(Data about app and page elements)
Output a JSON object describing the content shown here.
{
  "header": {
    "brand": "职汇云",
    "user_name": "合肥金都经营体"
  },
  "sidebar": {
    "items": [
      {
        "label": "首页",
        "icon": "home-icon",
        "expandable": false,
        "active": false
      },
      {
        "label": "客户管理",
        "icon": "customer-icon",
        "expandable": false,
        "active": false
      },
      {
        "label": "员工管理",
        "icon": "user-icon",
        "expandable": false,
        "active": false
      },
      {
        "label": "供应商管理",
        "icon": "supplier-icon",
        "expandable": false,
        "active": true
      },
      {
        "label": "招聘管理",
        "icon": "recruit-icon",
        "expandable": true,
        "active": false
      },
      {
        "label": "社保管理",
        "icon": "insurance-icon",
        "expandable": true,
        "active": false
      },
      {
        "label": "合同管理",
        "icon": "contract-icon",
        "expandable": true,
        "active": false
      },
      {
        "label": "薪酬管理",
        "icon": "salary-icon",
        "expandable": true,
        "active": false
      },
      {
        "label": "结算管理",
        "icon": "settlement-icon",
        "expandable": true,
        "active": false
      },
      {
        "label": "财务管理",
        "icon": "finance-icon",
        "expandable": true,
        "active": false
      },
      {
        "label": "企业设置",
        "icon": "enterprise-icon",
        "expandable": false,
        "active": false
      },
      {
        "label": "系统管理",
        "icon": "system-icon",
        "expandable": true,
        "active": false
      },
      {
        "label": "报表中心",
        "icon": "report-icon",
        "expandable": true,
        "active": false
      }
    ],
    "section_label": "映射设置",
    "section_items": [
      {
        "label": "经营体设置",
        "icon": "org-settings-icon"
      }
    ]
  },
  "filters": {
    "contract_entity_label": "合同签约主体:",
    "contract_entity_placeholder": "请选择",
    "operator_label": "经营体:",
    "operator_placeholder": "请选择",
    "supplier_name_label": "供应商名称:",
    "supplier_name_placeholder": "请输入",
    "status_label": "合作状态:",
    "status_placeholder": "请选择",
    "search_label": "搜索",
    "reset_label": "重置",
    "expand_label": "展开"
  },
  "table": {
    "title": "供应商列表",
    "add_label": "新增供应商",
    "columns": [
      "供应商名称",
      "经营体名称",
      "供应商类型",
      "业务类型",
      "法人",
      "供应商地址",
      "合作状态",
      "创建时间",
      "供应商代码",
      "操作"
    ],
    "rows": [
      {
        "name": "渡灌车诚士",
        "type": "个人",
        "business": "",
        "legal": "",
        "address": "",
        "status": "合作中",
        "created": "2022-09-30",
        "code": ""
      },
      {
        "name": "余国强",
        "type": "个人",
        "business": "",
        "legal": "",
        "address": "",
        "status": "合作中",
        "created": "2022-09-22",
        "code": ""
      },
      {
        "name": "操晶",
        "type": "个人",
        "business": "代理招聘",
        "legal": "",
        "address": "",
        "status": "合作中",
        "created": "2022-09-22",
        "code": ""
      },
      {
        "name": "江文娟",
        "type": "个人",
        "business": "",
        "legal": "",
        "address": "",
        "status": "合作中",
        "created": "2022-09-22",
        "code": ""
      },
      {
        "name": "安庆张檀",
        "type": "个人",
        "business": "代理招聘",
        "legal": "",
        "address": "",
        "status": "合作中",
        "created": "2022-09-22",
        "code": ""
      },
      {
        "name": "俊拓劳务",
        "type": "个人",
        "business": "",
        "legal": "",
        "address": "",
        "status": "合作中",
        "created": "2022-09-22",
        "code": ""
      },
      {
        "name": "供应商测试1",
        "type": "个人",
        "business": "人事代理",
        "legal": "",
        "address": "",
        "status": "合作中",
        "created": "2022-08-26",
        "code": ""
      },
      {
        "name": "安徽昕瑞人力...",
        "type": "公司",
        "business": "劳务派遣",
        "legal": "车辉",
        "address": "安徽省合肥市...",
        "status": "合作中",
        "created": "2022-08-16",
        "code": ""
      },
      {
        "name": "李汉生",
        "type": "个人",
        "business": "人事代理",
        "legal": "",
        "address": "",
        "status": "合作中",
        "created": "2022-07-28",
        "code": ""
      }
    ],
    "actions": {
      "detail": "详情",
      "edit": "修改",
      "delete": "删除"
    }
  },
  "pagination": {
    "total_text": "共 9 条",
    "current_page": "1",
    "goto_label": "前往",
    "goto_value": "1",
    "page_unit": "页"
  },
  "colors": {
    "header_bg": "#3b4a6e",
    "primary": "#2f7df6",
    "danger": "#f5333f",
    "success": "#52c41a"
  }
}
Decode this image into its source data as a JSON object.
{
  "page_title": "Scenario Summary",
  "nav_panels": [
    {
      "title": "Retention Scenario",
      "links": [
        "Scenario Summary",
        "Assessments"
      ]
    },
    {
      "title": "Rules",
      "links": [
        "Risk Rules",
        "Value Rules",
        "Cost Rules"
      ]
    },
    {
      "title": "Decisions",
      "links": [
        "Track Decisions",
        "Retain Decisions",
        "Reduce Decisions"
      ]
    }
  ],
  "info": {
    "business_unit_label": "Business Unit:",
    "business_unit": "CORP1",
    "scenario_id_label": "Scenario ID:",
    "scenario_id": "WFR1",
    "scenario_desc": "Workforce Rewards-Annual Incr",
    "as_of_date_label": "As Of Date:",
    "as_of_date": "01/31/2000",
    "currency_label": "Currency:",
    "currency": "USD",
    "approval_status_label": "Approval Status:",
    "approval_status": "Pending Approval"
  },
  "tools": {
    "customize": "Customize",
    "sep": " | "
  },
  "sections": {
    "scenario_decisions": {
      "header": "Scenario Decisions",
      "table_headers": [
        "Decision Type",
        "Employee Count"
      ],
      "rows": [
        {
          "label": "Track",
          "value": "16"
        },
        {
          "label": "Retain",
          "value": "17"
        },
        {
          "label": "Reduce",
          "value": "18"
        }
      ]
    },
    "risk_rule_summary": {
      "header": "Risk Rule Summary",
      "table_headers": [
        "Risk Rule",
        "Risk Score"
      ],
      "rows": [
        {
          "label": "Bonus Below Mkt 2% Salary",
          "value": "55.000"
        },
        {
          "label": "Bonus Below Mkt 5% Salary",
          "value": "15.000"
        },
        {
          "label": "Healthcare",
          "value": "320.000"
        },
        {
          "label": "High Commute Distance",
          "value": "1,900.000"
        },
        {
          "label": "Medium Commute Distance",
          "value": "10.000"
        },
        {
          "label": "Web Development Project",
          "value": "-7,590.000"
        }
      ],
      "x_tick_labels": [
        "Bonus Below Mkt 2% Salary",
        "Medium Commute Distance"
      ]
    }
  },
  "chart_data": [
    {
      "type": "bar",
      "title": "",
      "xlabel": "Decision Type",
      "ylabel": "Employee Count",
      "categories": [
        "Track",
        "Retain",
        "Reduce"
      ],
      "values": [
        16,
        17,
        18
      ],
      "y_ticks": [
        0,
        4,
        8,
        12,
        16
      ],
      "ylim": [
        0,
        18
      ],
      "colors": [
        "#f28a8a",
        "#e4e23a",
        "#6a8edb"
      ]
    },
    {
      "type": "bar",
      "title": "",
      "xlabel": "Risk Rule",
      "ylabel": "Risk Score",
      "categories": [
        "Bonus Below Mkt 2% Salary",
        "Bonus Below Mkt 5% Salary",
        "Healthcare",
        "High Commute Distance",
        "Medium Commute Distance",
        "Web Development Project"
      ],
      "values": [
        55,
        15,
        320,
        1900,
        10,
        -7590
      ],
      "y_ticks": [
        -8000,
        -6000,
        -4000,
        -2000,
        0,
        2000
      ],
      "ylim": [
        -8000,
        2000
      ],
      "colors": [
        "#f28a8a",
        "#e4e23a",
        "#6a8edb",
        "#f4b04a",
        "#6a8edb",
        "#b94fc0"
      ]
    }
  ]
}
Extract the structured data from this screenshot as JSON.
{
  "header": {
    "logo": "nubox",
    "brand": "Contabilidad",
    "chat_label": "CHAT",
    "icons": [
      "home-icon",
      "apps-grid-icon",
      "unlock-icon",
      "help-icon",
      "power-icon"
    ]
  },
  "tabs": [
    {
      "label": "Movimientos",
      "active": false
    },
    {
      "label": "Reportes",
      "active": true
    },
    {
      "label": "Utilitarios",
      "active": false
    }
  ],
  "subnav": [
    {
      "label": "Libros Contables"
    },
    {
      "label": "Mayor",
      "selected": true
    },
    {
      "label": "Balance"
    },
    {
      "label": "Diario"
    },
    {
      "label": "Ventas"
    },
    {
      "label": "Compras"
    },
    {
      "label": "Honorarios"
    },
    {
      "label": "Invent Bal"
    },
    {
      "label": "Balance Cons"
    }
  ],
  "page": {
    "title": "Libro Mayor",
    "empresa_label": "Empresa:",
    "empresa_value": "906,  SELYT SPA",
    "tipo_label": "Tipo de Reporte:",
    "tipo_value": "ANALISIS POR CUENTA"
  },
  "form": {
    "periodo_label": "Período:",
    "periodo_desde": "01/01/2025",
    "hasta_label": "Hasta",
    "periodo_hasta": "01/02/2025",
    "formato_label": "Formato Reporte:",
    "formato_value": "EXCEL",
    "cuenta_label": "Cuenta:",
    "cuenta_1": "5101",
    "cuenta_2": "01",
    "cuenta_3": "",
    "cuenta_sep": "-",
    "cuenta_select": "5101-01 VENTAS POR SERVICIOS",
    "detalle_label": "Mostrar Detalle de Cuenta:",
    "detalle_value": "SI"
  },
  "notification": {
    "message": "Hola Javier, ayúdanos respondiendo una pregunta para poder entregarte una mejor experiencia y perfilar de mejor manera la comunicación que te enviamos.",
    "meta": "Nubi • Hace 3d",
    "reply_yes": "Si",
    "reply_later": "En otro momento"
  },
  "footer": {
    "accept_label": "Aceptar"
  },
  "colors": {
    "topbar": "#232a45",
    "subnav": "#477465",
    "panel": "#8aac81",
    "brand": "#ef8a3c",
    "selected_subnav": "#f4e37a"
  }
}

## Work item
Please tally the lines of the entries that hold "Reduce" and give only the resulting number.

## Response box
3